Hopefully, you have some strong ideas on drum kit sound before you start this whole process. Things to consider, the number of mics and their placement, the room you’ll record in, any acoustic treatment, and any other instruments that will be involved. You can and should take the cymbals into account during the pre-production process. The choices you make now will have a huge impact on the final product.
First, think about the cymbals themselves. You might not want to use the loudest cymbals at your disposal. The same cymbals that cut through the mix of a band during a live performance will probably wash over the rest of the drums in a recording session. If you have the option, try some different, quieter cymbals.
Next, see if you can work with the drummer. If they can give the cymbals a lighter touch, rather than pounding on them during recording, you’re likely to get a better balance before you start mixing. If you’re using a small number of microphones, the drummer should be able to balance the cymbals and the drums during recording, making things easier for you.

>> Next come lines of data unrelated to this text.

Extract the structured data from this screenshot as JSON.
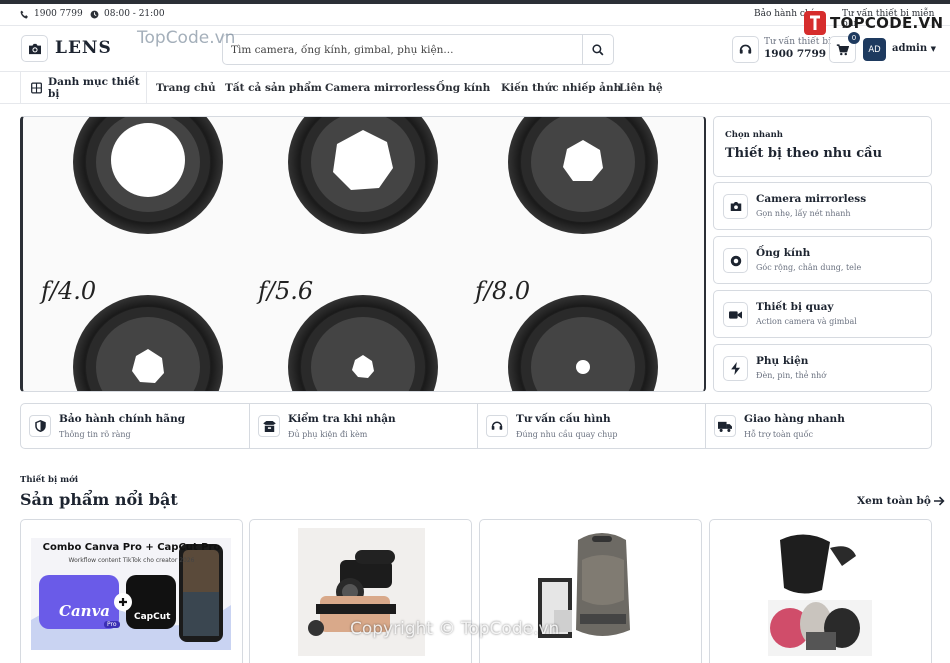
{
  "topbar": {
    "phone": "1900 7799",
    "hours": "08:00 - 21:00",
    "warranty_link": "Bảo hành chí",
    "consult_link": "Tư vấn thiết bị miễn phí"
  },
  "header": {
    "logo_text": "LENS",
    "search_placeholder": "Tìm camera, ống kính, gimbal, phụ kiện...",
    "hotline_label": "Tư vấn thiết bị",
    "hotline_number": "1900 7799",
    "cart_count": "0",
    "avatar_initials": "AD",
    "user_name": "admin"
  },
  "nav": {
    "category_label": "Danh mục thiết bị",
    "links": [
      "Trang chủ",
      "Tất cả sản phẩm",
      "Camera mirrorless",
      "Ống kính",
      "Kiến thức nhiếp ảnh",
      "Liên hệ"
    ]
  },
  "hero": {
    "lens_labels": [
      "f/4.0",
      "f/5.6",
      "f/8.0"
    ]
  },
  "quick_select": {
    "kicker": "Chọn nhanh",
    "title": "Thiết bị theo nhu cầu",
    "items": [
      {
        "name": "Camera mirrorless",
        "desc": "Gọn nhẹ, lấy nét nhanh",
        "icon": "camera-icon"
      },
      {
        "name": "Ống kính",
        "desc": "Góc rộng, chân dung, tele",
        "icon": "lens-icon"
      },
      {
        "name": "Thiết bị quay",
        "desc": "Action camera và gimbal",
        "icon": "video-icon"
      },
      {
        "name": "Phụ kiện",
        "desc": "Đèn, pin, thẻ nhớ",
        "icon": "bolt-icon"
      }
    ]
  },
  "features": [
    {
      "name": "Bảo hành chính hãng",
      "desc": "Thông tin rõ ràng",
      "icon": "shield-icon"
    },
    {
      "name": "Kiểm tra khi nhận",
      "desc": "Đủ phụ kiện đi kèm",
      "icon": "box-icon"
    },
    {
      "name": "Tư vấn cấu hình",
      "desc": "Đúng nhu cầu quay chụp",
      "icon": "headset-icon"
    },
    {
      "name": "Giao hàng nhanh",
      "desc": "Hỗ trợ toàn quốc",
      "icon": "truck-icon"
    }
  ],
  "products_section": {
    "kicker": "Thiết bị mới",
    "title": "Sản phẩm nổi bật",
    "view_all": "Xem toàn bộ"
  },
  "product_cards": [
    {
      "headline": "Combo Canva Pro + CapCut Pro",
      "subline": "Workflow content TikTok cho creator 2026",
      "brand_a": "Canva",
      "brand_b": "CapCut",
      "badge": "Pro"
    },
    {
      "image": "camera-rig-photo"
    },
    {
      "image": "camera-backpack-photo"
    },
    {
      "image": "camera-bag-photo"
    }
  ],
  "watermarks": {
    "site": "TopCode.vn",
    "copyright": "Copyright © TopCode.vn",
    "logo": "TOPCODE.VN"
  },
  "colors": {
    "primary": "#1e3a5f",
    "text": "#1d2430",
    "muted": "#6b7280",
    "border": "#d6dae0"
  }
}
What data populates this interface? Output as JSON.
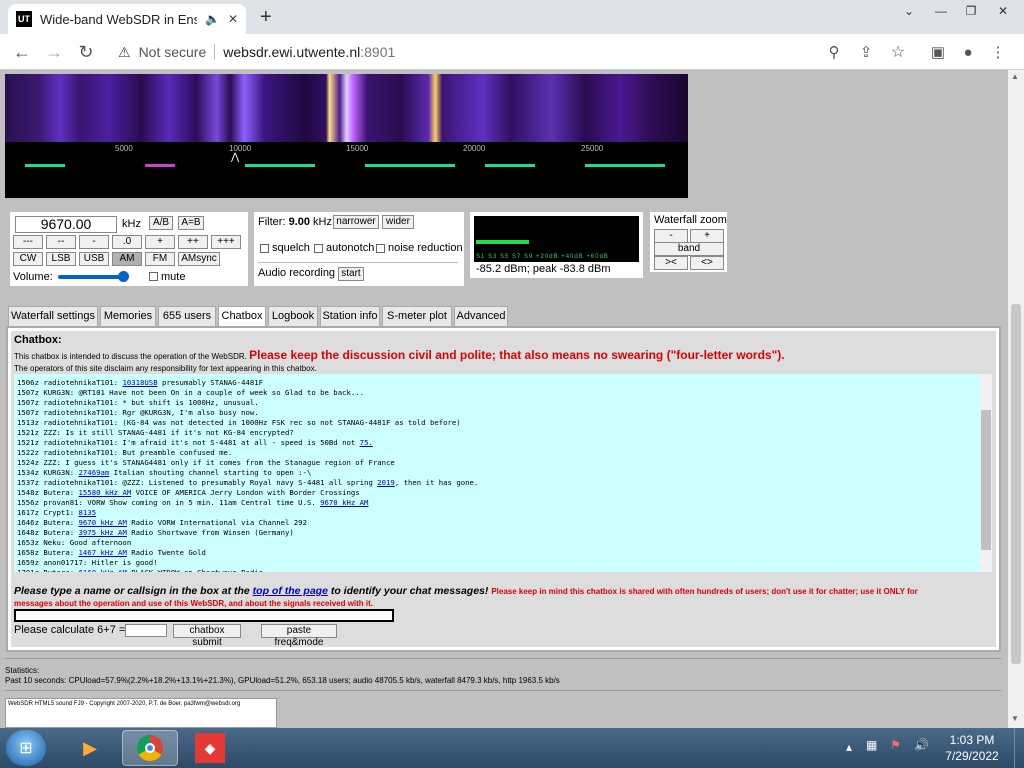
{
  "browser": {
    "tab_title": "Wide-band WebSDR in Ensc",
    "favicon": "UT",
    "new_tab": "+",
    "security": "Not secure",
    "url_host": "websdr.ewi.utwente.nl",
    "url_port": ":8901"
  },
  "waterfall": {
    "ticks": [
      "5000",
      "10000",
      "15000",
      "20000",
      "25000"
    ]
  },
  "controls": {
    "frequency": "9670.00",
    "unit": "kHz",
    "ab": "A/B",
    "a_eq_b": "A=B",
    "steps": [
      "---",
      "--",
      "-",
      ".0",
      "+",
      "++",
      "+++"
    ],
    "modes": [
      "CW",
      "LSB",
      "USB",
      "AM",
      "FM",
      "AMsync"
    ],
    "selected_mode": "AM",
    "volume_label": "Volume:",
    "volume_level": 0.85,
    "mute": "mute"
  },
  "filter": {
    "label": "Filter:",
    "bandwidth": "9.00",
    "unit": "kHz",
    "narrower": "narrower",
    "wider": "wider",
    "squelch": "squelch",
    "autonotch": "autonotch",
    "noise_reduction": "noise reduction",
    "audio_recording": "Audio recording",
    "start": "start"
  },
  "smeter": {
    "scale": "S1 S3 S5 S7 S9 +20dB +40dB +60dB",
    "reading": "-85.2 dBm; peak -83.8 dBm",
    "level": 0.33
  },
  "zoom": {
    "title": "Waterfall zoom",
    "minus": "-",
    "plus": "+",
    "band": "band",
    "left": "><",
    "right": "<>"
  },
  "tabs": [
    "Waterfall settings",
    "Memories",
    "655 users",
    "Chatbox",
    "Logbook",
    "Station info",
    "S-meter plot",
    "Advanced"
  ],
  "active_tab": "Chatbox",
  "chat": {
    "title": "Chatbox:",
    "intro": "This chatbox is intended to discuss the operation of the WebSDR.",
    "intro_red": "Please keep the discussion civil and polite; that also means no swearing (\"four-letter words\").",
    "disclaimer": "The operators of this site disclaim any responsibility for text appearing in this chatbox.",
    "messages": [
      {
        "pre": "1506z radiotehnikaT101: ",
        "link": "10318USB",
        "post": " presumably STANAG-4481F"
      },
      {
        "pre": "1507z KURG3N: @RT101 Have not been On in a couple of week so Glad to be back...",
        "link": "",
        "post": ""
      },
      {
        "pre": "1507z radiotehnikaT101: * but shift is 1000Hz, unusual.",
        "link": "",
        "post": ""
      },
      {
        "pre": "1507z radiotehnikaT101: Rgr @KURG3N, I'm also busy now.",
        "link": "",
        "post": ""
      },
      {
        "pre": "1513z radiotehnikaT101: (KG-84 was not detected in 1000Hz FSK rec so not STANAG-4481F as told before)",
        "link": "",
        "post": ""
      },
      {
        "pre": "1521z ZZZ: Is it still STANAG-4481 if it's not KG-84 encrypted?",
        "link": "",
        "post": ""
      },
      {
        "pre": "1521z radiotehnikaT101: I'm afraid it's not S-4481 at all - speed is 50Bd not ",
        "link": "75.",
        "post": ""
      },
      {
        "pre": "1522z radiotehnikaT101: But preamble confused me.",
        "link": "",
        "post": ""
      },
      {
        "pre": "1524z ZZZ: I guess it's STANAG4481 only if it comes from the Stanague region of France",
        "link": "",
        "post": ""
      },
      {
        "pre": "1534z KURG3N: ",
        "link": "27469am",
        "post": " Italian shouting channel starting to open :-\\"
      },
      {
        "pre": "1537z radiotehnikaT101: @ZZZ: Listened to presumably Royal navy S-4481 all spring ",
        "link": "2019",
        "post": ", then it has gone."
      },
      {
        "pre": "1548z Butera: ",
        "link": "15580 kHz AM",
        "post": " VOICE OF AMERICA Jerry London with Border Crossings"
      },
      {
        "pre": "1556z provan81: VORW Show coming on in 5 min. 11am Central time U.S. ",
        "link": "9670 kHz AM",
        "post": ""
      },
      {
        "pre": "1617z Crypt1: ",
        "link": "8135",
        "post": ""
      },
      {
        "pre": "1646z Butera: ",
        "link": "9670 kHz AM",
        "post": " Radio VORW International via Channel 292"
      },
      {
        "pre": "1648z Butera: ",
        "link": "3975 kHz AM",
        "post": " Radio Shortwave from Winsen (Germany)"
      },
      {
        "pre": "1653z Neku: Good afternoon",
        "link": "",
        "post": ""
      },
      {
        "pre": "1658z Butera: ",
        "link": "1467 kHz AM",
        "post": " Radio Twente Gold"
      },
      {
        "pre": "1659z anon01717: Hitler is good!",
        "link": "",
        "post": ""
      },
      {
        "pre": "1701z Butera: ",
        "link": "6160 kHz AM",
        "post": " BLACK WIDOW on Shortwave Radio"
      }
    ],
    "prompt_a": "Please type a name or callsign in the box at the ",
    "prompt_link": "top of the page",
    "prompt_b": " to identify your chat messages!",
    "prompt_red": "Please keep in mind this chatbox is shared with often hundreds of users; don't use it for chatter; use it ONLY for",
    "prompt_red2": "messages about the operation and use of this WebSDR, and about the signals received with it.",
    "calc_label": "Please calculate 6+7 =",
    "submit": "chatbox submit",
    "paste": "paste freq&mode"
  },
  "stats": {
    "label": "Statistics:",
    "line": "Past 10 seconds: CPUload=57.9%(2.2%+18.2%+13.1%+21.3%), GPUload=51.2%, 653.18 users; audio 48705.5 kb/s, waterfall 8479.3 kb/s, http 1963.5 kb/s"
  },
  "footer": "WebSDR HTML5 sound FJ9 - Copyright 2007-2020, P.T. de Boer, pa3fwm@websdr.org",
  "clock": {
    "time": "1:03 PM",
    "date": "7/29/2022"
  }
}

In pre-production, do a few test runs with your planned mic placement and adjust accordingly. You’ll have much mellower cymbal sounds with a dynamic microphone, so consider using one of those for your overhead or overheads to tone things down before you mix. Also, subtle position changes with the mic can de-emphasize the cymbals.
But what about the mixing process?
You can get a lot of mileage out of some EQ, but you might also use a de-esser, just as this article from Harmony Central suggests:
De-essers, as their name suggests, are normally used on vocals, and are designed to reduce the apparent volume of sibilant sounds from consonants such as the letters s, f, v and t. These “hissy” sounds can often be louder than the main pitched parts of the vocal, and when they are, they sound rather annoying and distracting. As with our drum cymbal issue, these strident high frequency sounds occur irregularly throughout the track, and the de-esser’s job is to reduce their volume and impact while leaving the rest of the vocal tonality as unchanged as possible.
There is a plethora of other pertinent advice to the burgeoning producer in this article, all of which will help you get the best out of your drum tracks.